The case fell apart when it was revealed that Burrell had apparently told the Queen that he was keeping some of the Princess’s possessions – and therefore Her Majesty’s testimony could be relevant. Saving the reputation of the monarchy was clearly seen as more important than pursuing a criminal case.
The evidence against Fawcett, 59, has been widely discussed since a Mail on Sunday investigation last year claimed he was working with ‘fixers’ to secure honor for the Saudi tycoon.
Among the questions police will no doubt ask Fawcett is who he meant by “we” when he wrote a letter to an aide to the Saudi businessman in 2017, saying that “in light of the current and most recent generosity’ towards Charles’ charities by the Saudi, ‘we are willing’ to support his application for British citizenship.
Was Fawcett writing on behalf of Charles? Certainly, there is a growing body of circumstantial evidence about the prince. Undoubtedly, for 25 years Charles’ cash access has been a source of income for his charities, with Fawcett traveling the world to meet billionaires willing to contribute in return for meeting the prince.
Another key figure is Robert Higdon – the chief executive of the Prince’s charitable foundation in America – who once crudely confessed: ‘I was the money whore’.
For 14 years, Higdon attracted American billionaires to lunches and dinners. He accepted donations of £250,000 to secure a seat next to Charles, with smaller amounts securing less valuable seats.
Rather than guiding dozens of starry-eyed Americans into Charles’ presence, Fawcett lured a ragtag group of foreign businessmen and their wives into the prince’s silver web.
These included controversial billionaires from Russia, Turkey and other eastern outposts who sought respectability by paying to sit with the prince and receiving a photo of the encounter.
Prince Charles’ fate hangs in the balance, with his smooth accession to the throne in jeopardy
It’s hard to believe that Charles didn’t ask for the source of the millions raised in his name. Indeed, at one such fundraising event, as guests handed over checks following a speech by Charles, the pieces of paper were examined by the prince.
Deeming a check insufficient, Charles suggested, “Another zero? The check was duly returned and, under the Prince’s watchful gaze, the extra digit was inserted.
A natural corollary of Charles’ interest in each individual donation – which, after all, was the lifeblood of his charitable works – was his impatience with any warnings about the character of certain donors.
Charles’ staff feared that any negative reviews would lead to their immediate dismissal.
That said, there were concerns that he ran too many charities. When an accountant told him that a particular charity project was “unaffordable”, Charles retorted, “I never want to see that man again!”
The challenge for Scotland Yard officers will be to prove that Charles was aware of Fawcett’s promise to push to “increase” the Saudi donor’s CBE into a KBE.

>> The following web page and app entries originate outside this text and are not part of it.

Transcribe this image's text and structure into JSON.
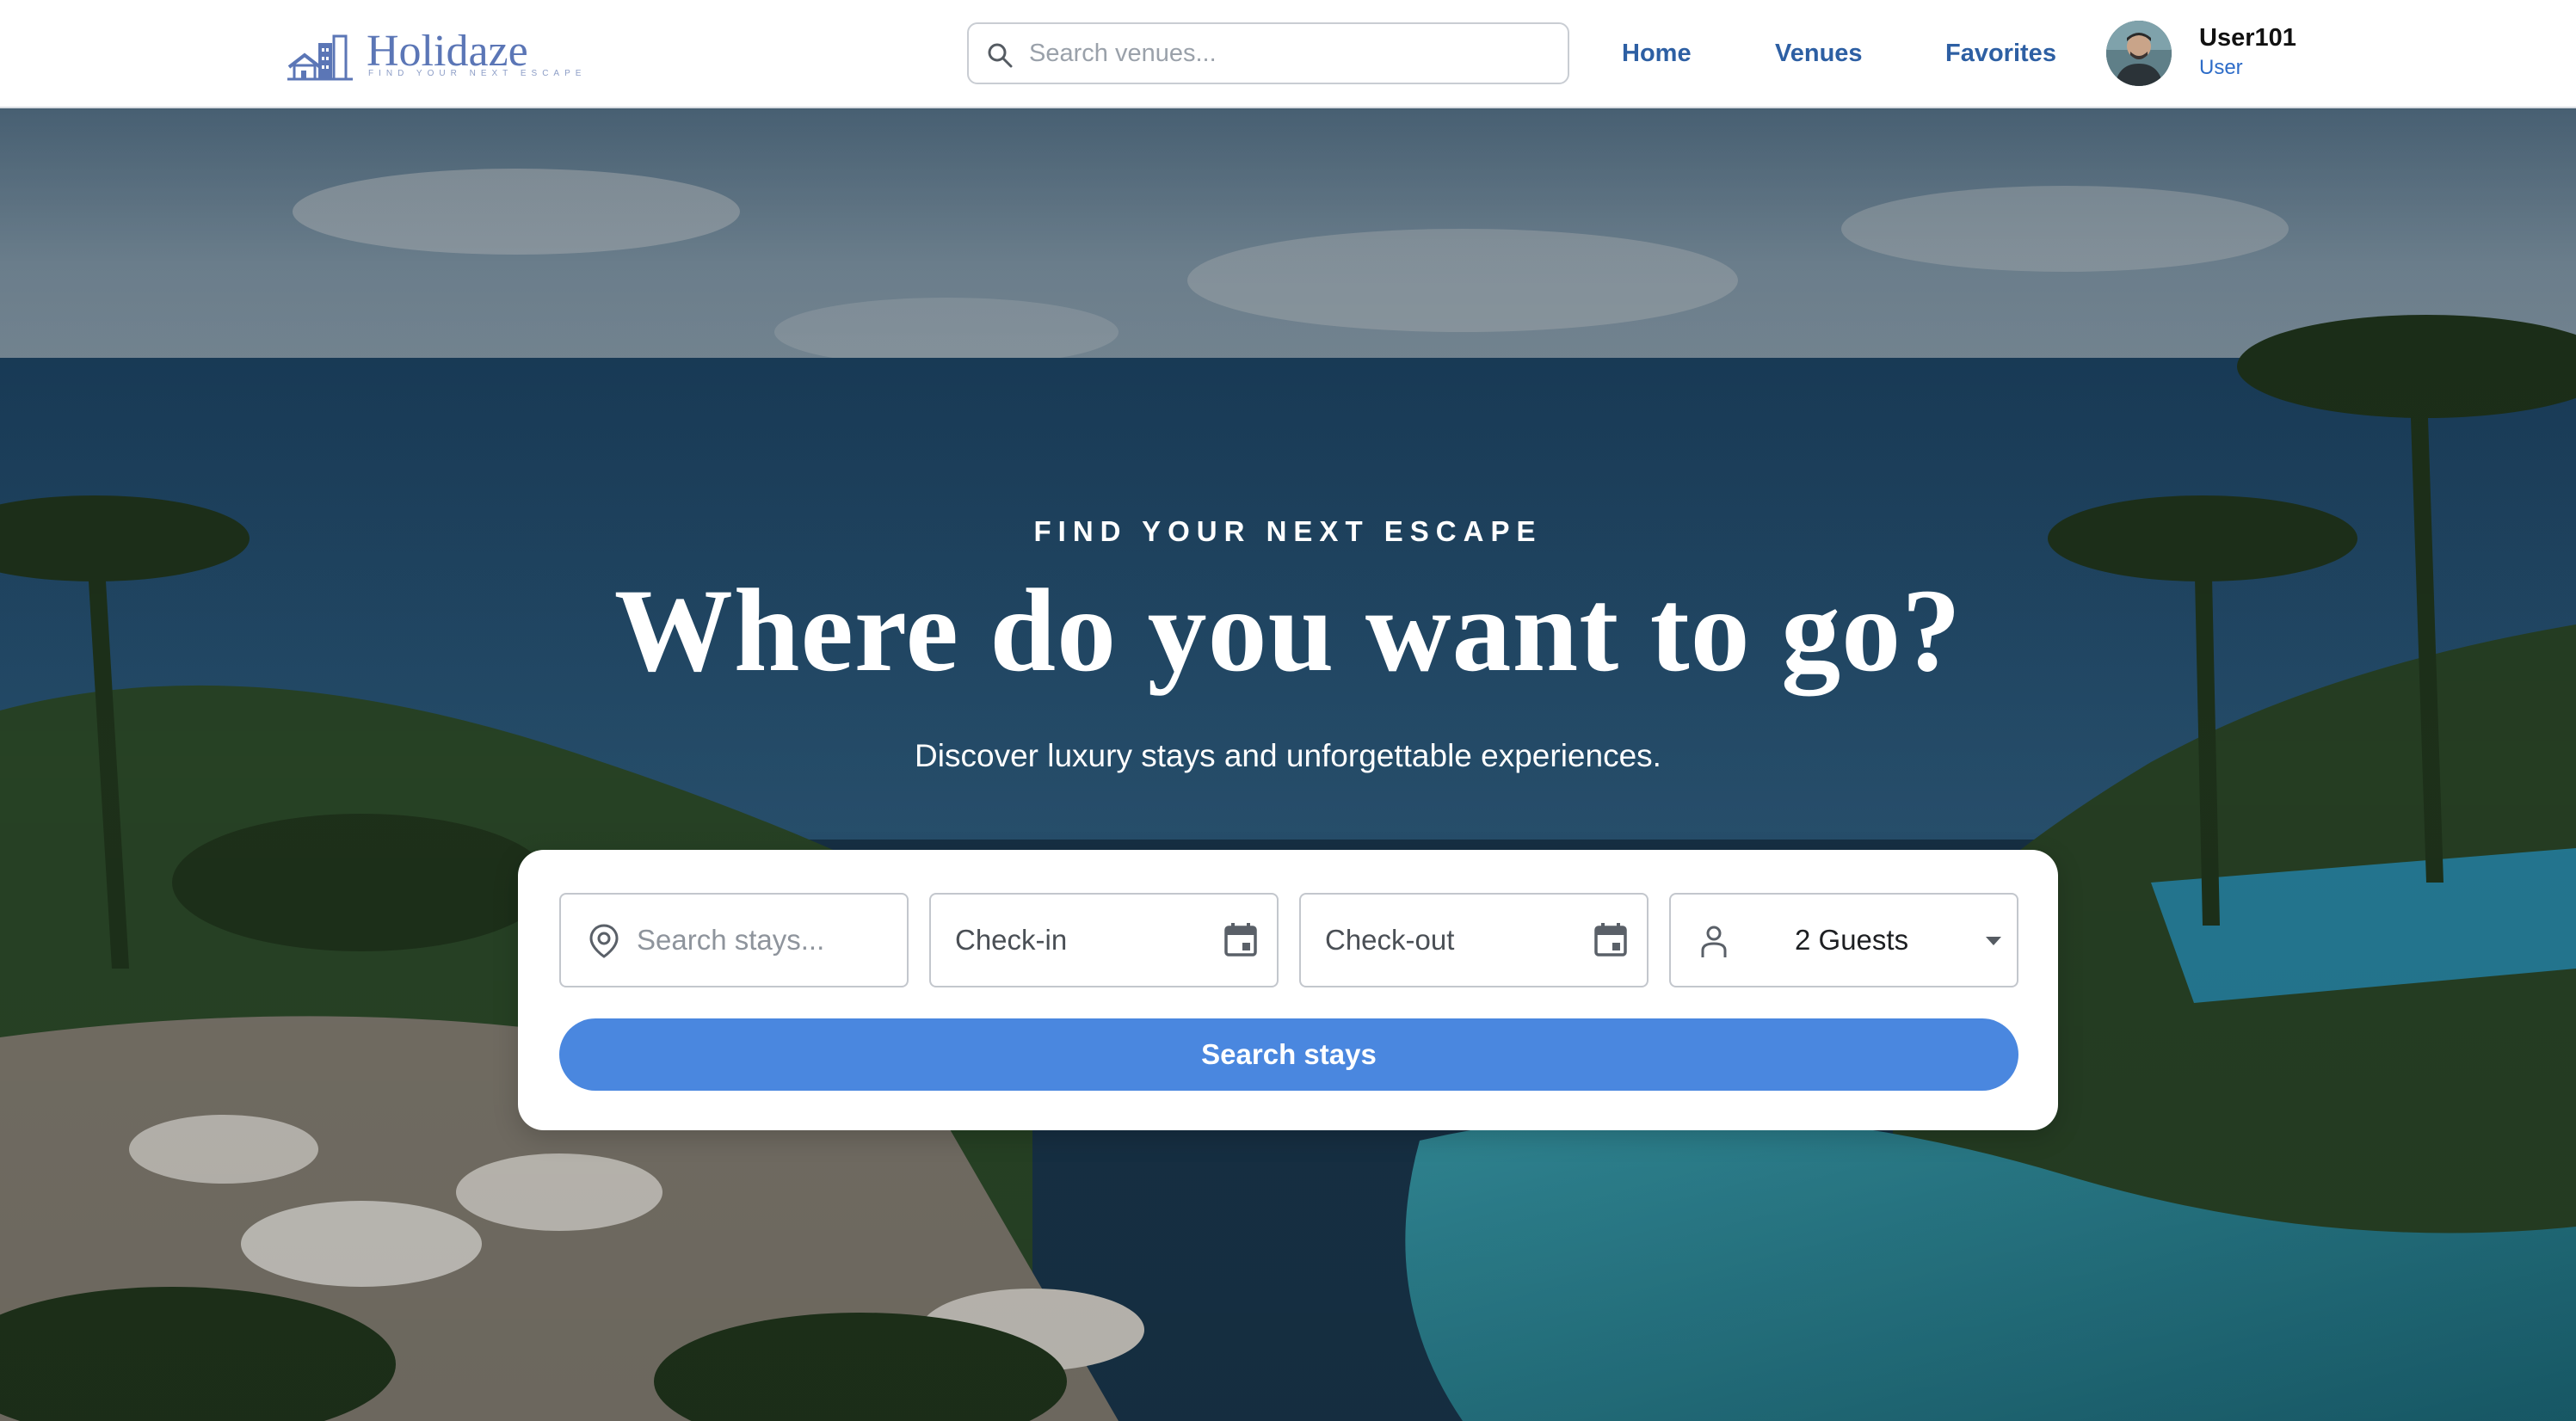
{
  "header": {
    "logo": {
      "name": "Holidaze",
      "tagline": "FIND YOUR NEXT ESCAPE"
    },
    "search": {
      "placeholder": "Search venues...",
      "value": ""
    },
    "nav": [
      {
        "label": "Home"
      },
      {
        "label": "Venues"
      },
      {
        "label": "Favorites"
      }
    ],
    "user": {
      "name": "User101",
      "role": "User"
    }
  },
  "hero": {
    "eyebrow": "FIND YOUR NEXT ESCAPE",
    "headline": "Where do you want to go?",
    "subhead": "Discover luxury stays and unforgettable experiences."
  },
  "search_card": {
    "stays": {
      "placeholder": "Search stays...",
      "value": "",
      "icon": "location-pin-icon"
    },
    "checkin": {
      "placeholder": "Check-in",
      "value": "",
      "icon": "calendar-icon"
    },
    "checkout": {
      "placeholder": "Check-out",
      "value": "",
      "icon": "calendar-icon"
    },
    "guests": {
      "value": "2 Guests",
      "icon": "person-icon"
    },
    "button_label": "Search stays"
  },
  "colors": {
    "brand": "#5b76b6",
    "nav_link": "#2d5fa3",
    "primary_button": "#4a87df",
    "user_role": "#2d6cc8"
  }
}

If Fawcett denies that Charles had any idea of his written promise, any police investigation against the prince would be blocked. But that could still mean Fawcett faces prosecution.
The test of character for the former footman will be herculean.
Make no mistake, Prince Charles, the heir to the throne, finds himself in the crosshairs and must pray that his longtime servant remains loyal – and discreet.